Coal India is expected to lose at least 3.6 million tonne (mt) of production and an equal amount of coal sales, estimated around Rs 500 crore, after four central trade unions (CTUs) decided to join the nationwide two-day strike beginning on January 8.
Four trade unions — Congress-backed Indian National Trade Union Congress (INTUC), CPI-backed All India Trade Union Congress, CPI(M)-backed Centre of Indian Trade Unions and Forward Bloc-supported Hind Mazdoor Sabha — have given a call to stop mining activities in the company, on the lines of the nationwide strike called in protest against several government policies.

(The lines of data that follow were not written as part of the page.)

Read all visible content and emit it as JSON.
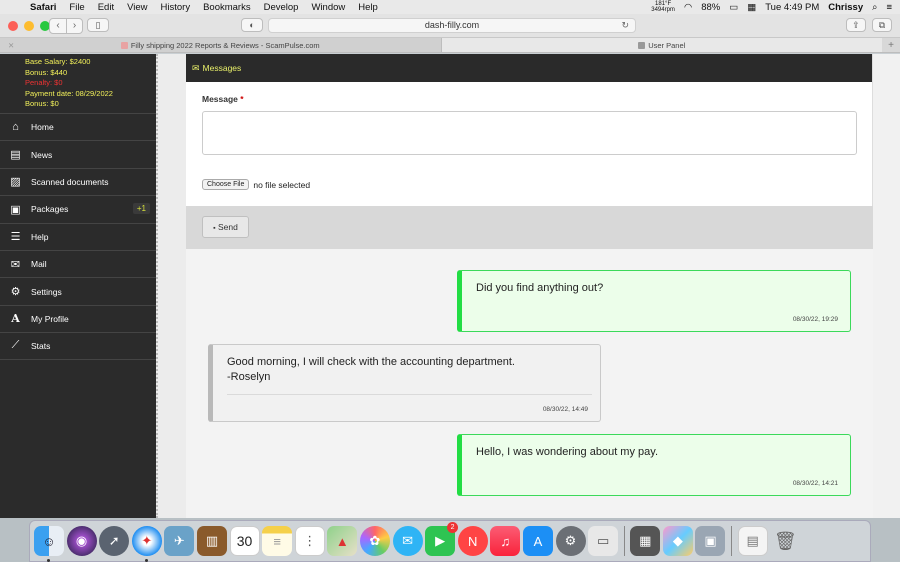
{
  "menubar": {
    "app": "Safari",
    "items": [
      "File",
      "Edit",
      "View",
      "History",
      "Bookmarks",
      "Develop",
      "Window",
      "Help"
    ],
    "temp": "181°F",
    "rpm": "3494rpm",
    "battery": "88%",
    "clock": "Tue 4:49 PM",
    "user": "Chrissy"
  },
  "browser": {
    "url": "dash-filly.com",
    "tabs": [
      {
        "label": "Filly shipping 2022 Reports & Reviews - ScamPulse.com"
      },
      {
        "label": "User Panel"
      }
    ]
  },
  "account": {
    "base_salary": "Base Salary: $2400",
    "bonus": "Bonus: $440",
    "penalty": "Penalty: $0",
    "payment_date": "Payment date: 08/29/2022",
    "bonus2": "Bonus: $0"
  },
  "nav": [
    {
      "label": "Home",
      "icon": "home-icon",
      "glyph": "⌂"
    },
    {
      "label": "News",
      "icon": "newspaper-icon",
      "glyph": "▤"
    },
    {
      "label": "Scanned documents",
      "icon": "documents-icon",
      "glyph": "▨"
    },
    {
      "label": "Packages",
      "icon": "package-icon",
      "glyph": "▣",
      "badge": "+1"
    },
    {
      "label": "Help",
      "icon": "list-icon",
      "glyph": "☰"
    },
    {
      "label": "Mail",
      "icon": "mail-icon",
      "glyph": "✉"
    },
    {
      "label": "Settings",
      "icon": "gear-icon",
      "glyph": "⚙"
    },
    {
      "label": "My Profile",
      "icon": "profile-icon",
      "glyph": "A"
    },
    {
      "label": "Stats",
      "icon": "chart-icon",
      "glyph": "⟋"
    }
  ],
  "panel": {
    "title": "Messages",
    "message_label": "Message",
    "required_mark": "*",
    "choose_file": "Choose File",
    "no_file": "no file selected",
    "send": "Send"
  },
  "messages": [
    {
      "direction": "out",
      "text": "Did you find anything out?",
      "time": "08/30/22, 19:29"
    },
    {
      "direction": "in",
      "text": "Good morning, I will check with the accounting department.\n-Roselyn",
      "time": "08/30/22, 14:49"
    },
    {
      "direction": "out",
      "text": "Hello, I was wondering about my pay.",
      "time": "08/30/22, 14:21"
    }
  ],
  "dock": {
    "calendar_day": "30",
    "facetime_badge": "2",
    "icons": [
      "finder-icon",
      "siri-icon",
      "launchpad-icon",
      "safari-icon",
      "preview-icon",
      "notes-book-icon",
      "calendar-icon",
      "notes-icon",
      "reminders-icon",
      "maps-icon",
      "photos-icon",
      "messages-icon",
      "facetime-icon",
      "news-icon",
      "music-icon",
      "app-store-icon",
      "system-preferences-icon",
      "keyboard-icon",
      "calculator-icon",
      "instruments-icon",
      "image-capture-icon",
      "document-icon",
      "trash-icon"
    ]
  },
  "colors": {
    "sidebar_bg": "#2b2b2b",
    "accent_yellow": "#e9f06a",
    "outgoing_border": "#22dd44",
    "outgoing_bg": "#ecfeea"
  }
}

The BJP-led Bharatiya Mazdoor Sangh, the second-largest trade union in Coal India, will abstain from the strike.
This comes in the wake of at least 10 power plants in the country facing severe coal shortage at the very beginning of the new calendar year and Coal India boosting its production to meet the demand from power companies. The company even liquidated its stocks in the process.
Usually, despite any production levels, the state-owned miner keeps at least 30 mt of coal stock with itself for various exigencies. However, in the wake of higher demand from the power plants, Coal India recently stepped up its despatches and risked its pit-head stock falling to sub-25 mt levels.
On whether the proposed strike will aggravate the coal availability situation in the country, S Q Zama, secretary general of the National Mine Workers’ Federation, a worker’s union in Coal India registered under the INTUC, said, “While it is true that coal supplies to power generators will be hit, the strike is a last resort. We have time and again raised our issues but it had fallen on deaf ears.”
A report from India Ratings and Research suggested that in November last year, while all-India energy requirements increased 4.9 per cent, the available energy increased by 5.2 per cent. “Thermal generation in November 2018 was supported by an increase in monthly coal production by Coal India to 52.1 mt. Coal inventory at power stations improved 26.2 per cent driven by higher production and lower seasonal electricity demand,” the report said.
In the same month, short-term power prices declined to Rs 3.59/kWh compared to the last two months but increased marginally from Rs 3.55/kWh in November 2017.
“The decline in prices was on account of the ongoing winter season, leading to a lower electricity demand,” the report added.
Furthermore, Coal India’s sales volume had also declined by 1.2 per cent in December last year at 52.77 mt, backed by a 0.9 per cent decline in production at 54.13 mt.
A senior Coal India official said while the Maharatna company is striving to maintain its production and despatch levels, workers’ attendance may be low as the major trade unions have joined hands.
“We have tried to discuss with the trade unions to address their issues and arrive at a compromise, but the strike on these dates is backed by a call for a national strike,” the official said.